27 March 2015
Saudi Arabia and others must not use cluster munitions in Yemen
Saudi Arabia and all countries involved in the military action in Yemen, must not use cluster munitions
Unexploded BLU-97 submunitions present in a district of Sa’ada Governorate near the border of Yemen and Saudi Arabia in July 2013. Photo courtesy of the Executive Committee Office of the Houthi Administration.
On 30 March 2015, Arab News reported that a Saudi Arabia Defense Ministry spokesperson, Brig. Gen. Ahmad Al-Assiri, said: "We are not using cluster bombs at all", referring to military operations in Yemen. This was in answer to a question form Arab News, on whether cluster munitions were used during the airstrikes.
Geneva, 27 March 2015 -- The Cluster Munition Coalition (CMC) is urging Saudi Arabia as well as Bahrain, Egypt, Jordan, Kuwait, Morocco, Pakistan, Qatar, Sudan and United Arab Emirates to refrain from using any cluster munitions in the “Operation Decisive Storm” military action in Yemen, which began on 25 March.
The CMC calls on the 116 nations that are part of the Convention on Cluster Munitions to take immediate action in accordance with the Article 21 (2) of the Convention, to prevent any use of cluster munitions in Yemen or elsewhere.
“We urge Saudi Arabia and all countries involved in the airstrikes in Yemen to not use any cluster munitions,” Megan Burke, Director of Cluster Munition Coalition (CMC) said. “These weapons have been banned because they are indiscriminate and unreliable, causing major humanitarian problems and risks to civilians.”
Neither Yemen nor any of countries participating in “Operation Decisive Storm” have joined the Convention on Cluster Munitions, but they have voted for recent UN General Assembly resolutions expressing concern at the use of cluster munitions in Syria in 2013.
There is credible evidence that Saudi Arabia used cluster bombs in air strikes on Yemen’s northern Sada’a governorate in November 2009 when the Saudi Air Force conducted airstrikes and Saudi armed forces intervened on the ground. Cluster munition remnants from the 2009 airstrikes, including unexploded submunitions, have been recorded by a number of sources. In July 2013, Yemeni deminers photographed unexploded U.S.-made BLU-97 and BLU-61 submunitions.

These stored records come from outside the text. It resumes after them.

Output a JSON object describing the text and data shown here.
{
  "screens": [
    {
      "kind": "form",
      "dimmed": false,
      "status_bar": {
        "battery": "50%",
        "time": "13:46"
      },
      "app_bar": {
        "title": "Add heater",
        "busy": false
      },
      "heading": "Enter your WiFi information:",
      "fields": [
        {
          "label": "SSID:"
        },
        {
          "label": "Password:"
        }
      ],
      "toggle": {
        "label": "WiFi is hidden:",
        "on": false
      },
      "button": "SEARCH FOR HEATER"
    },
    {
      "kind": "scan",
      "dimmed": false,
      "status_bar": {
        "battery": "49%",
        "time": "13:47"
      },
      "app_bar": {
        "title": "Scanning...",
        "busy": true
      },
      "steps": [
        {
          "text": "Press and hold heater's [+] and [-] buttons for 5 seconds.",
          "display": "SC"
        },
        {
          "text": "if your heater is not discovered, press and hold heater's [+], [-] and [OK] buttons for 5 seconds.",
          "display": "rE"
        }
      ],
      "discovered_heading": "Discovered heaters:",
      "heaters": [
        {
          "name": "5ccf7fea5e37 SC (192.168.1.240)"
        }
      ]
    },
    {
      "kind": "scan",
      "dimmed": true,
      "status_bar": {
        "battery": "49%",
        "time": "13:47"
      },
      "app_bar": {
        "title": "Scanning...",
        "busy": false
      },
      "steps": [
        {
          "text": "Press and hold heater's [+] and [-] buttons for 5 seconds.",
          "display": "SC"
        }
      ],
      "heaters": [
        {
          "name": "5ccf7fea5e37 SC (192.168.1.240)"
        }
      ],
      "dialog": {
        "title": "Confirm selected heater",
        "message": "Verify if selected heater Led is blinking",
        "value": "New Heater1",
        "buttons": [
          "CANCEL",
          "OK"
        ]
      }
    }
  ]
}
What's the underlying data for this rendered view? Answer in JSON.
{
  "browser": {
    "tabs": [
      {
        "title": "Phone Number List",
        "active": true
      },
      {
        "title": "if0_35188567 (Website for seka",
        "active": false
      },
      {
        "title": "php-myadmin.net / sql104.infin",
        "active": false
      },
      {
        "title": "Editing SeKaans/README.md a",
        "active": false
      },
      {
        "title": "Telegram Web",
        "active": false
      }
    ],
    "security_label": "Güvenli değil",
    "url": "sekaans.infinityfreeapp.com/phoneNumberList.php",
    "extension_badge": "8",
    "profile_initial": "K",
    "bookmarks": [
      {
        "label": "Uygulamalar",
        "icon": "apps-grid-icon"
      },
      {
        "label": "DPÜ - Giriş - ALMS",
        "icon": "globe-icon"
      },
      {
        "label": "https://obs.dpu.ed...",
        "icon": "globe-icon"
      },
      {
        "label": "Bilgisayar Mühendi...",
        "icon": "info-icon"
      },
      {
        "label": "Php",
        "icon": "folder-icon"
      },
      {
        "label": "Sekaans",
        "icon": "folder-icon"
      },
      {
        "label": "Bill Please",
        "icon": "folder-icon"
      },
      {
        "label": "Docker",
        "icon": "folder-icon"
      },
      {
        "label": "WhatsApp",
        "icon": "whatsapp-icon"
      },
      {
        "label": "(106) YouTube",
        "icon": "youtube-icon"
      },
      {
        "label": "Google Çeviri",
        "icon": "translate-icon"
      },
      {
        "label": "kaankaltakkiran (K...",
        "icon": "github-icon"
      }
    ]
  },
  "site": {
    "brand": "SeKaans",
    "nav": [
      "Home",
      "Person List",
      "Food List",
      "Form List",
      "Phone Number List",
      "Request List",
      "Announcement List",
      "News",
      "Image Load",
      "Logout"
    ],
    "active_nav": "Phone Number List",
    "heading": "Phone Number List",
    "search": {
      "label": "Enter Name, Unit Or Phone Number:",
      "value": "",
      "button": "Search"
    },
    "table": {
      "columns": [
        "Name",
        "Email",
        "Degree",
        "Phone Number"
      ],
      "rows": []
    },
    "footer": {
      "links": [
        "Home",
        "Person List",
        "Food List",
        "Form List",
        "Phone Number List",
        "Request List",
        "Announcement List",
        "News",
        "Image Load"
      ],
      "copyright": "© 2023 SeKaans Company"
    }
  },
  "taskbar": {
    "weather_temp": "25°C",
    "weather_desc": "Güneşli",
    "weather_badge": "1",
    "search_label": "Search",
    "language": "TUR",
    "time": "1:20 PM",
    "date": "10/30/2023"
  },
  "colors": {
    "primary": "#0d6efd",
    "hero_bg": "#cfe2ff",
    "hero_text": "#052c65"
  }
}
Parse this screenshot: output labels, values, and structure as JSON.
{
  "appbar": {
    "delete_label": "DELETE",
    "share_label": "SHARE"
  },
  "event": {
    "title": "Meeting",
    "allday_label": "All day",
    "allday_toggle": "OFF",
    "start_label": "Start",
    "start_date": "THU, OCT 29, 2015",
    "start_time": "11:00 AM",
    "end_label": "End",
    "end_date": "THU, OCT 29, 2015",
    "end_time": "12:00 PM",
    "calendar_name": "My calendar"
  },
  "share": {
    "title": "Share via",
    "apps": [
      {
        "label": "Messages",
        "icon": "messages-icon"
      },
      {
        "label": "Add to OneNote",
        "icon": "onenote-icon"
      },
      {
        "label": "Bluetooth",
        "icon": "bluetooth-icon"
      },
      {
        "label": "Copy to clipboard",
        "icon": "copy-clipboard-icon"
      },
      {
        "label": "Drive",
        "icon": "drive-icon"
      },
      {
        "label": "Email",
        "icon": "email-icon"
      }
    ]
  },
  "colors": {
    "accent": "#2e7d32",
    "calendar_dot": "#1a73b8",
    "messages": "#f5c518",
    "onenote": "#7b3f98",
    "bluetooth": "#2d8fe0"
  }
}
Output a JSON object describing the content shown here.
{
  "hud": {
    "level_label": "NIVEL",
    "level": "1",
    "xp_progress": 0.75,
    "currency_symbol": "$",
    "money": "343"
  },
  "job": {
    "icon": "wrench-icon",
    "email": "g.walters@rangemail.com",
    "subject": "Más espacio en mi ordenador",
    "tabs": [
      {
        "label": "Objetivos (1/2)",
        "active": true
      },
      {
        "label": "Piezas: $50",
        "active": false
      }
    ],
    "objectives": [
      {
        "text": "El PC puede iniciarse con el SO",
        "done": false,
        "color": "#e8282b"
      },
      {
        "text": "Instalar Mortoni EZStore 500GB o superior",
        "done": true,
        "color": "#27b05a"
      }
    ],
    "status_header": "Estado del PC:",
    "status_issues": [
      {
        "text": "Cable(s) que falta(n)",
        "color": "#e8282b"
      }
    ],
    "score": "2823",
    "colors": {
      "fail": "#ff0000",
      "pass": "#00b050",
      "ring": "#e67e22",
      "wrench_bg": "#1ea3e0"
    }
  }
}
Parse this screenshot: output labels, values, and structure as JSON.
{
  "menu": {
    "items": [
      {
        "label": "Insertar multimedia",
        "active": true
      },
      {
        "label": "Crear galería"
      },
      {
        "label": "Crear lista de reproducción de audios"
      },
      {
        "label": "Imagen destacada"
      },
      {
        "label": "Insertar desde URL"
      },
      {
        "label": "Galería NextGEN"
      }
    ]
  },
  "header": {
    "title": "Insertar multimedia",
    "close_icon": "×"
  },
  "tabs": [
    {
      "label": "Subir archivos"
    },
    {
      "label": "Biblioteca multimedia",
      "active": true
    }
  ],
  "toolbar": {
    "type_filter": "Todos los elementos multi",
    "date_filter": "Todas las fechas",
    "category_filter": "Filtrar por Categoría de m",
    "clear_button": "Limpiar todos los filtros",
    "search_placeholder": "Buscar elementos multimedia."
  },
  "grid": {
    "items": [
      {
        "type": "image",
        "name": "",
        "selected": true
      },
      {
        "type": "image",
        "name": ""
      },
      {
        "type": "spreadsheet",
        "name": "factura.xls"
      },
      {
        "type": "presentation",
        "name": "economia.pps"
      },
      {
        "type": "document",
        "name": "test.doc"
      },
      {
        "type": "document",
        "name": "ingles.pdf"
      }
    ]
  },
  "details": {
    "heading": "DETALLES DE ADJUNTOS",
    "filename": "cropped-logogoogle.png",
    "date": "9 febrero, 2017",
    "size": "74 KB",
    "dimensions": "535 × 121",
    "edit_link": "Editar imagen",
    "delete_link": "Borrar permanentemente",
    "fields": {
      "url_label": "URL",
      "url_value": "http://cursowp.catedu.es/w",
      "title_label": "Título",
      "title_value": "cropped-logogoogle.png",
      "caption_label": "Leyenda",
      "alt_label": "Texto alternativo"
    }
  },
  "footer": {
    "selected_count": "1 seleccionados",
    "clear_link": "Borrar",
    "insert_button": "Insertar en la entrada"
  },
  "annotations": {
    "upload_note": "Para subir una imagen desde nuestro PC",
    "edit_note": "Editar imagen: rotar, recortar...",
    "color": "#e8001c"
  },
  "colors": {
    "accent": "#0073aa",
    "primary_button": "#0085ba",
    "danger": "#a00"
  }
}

In May 2014, VICE News published research including photos and video shot near the city of Sada’a, the capital of Sada’a governorate, showing numerous remnants of U.S.-made CBU-52 cluster bombs.
"After humanitarian catastrophe by cluster munitions in Syria recently, Lebanon and Iraq in the near past, Yemen and the Middle East as whole cannot bear the use of cluster munitions again," said Ayman Sorour, director of Protection, a CMC member. "Following human tragedy, cluster munitions have been banned, thus they should not be used by any country in military operation in Yemen or anywhere else." He added.
Yemen is believed to stockpile only cluster munitions of Soviet origin. U.S. export records show that Saudi Arabia has received significant exports of U.S. cluster bombs. Unless modified, Yemen’s Soviet supplied aircraft are not capable of delivering US-made cluster bombs and the Houthi rebels do not operate aircraft capable of using cluster munitions. All The other countries participating in “Operation Decisive Storm” are believed to stockpile cluster munitions except Morocco.
The CMC has conveyed its concerns and messages through letters to Saudi Arabia and all states that are involved in the military action in Yemen.
To date 116 states have joined the Convention on Cluster Munitions, of which 91 are States Parties. The last three countries to join the Convention are Palestine, Paraguay and Canada.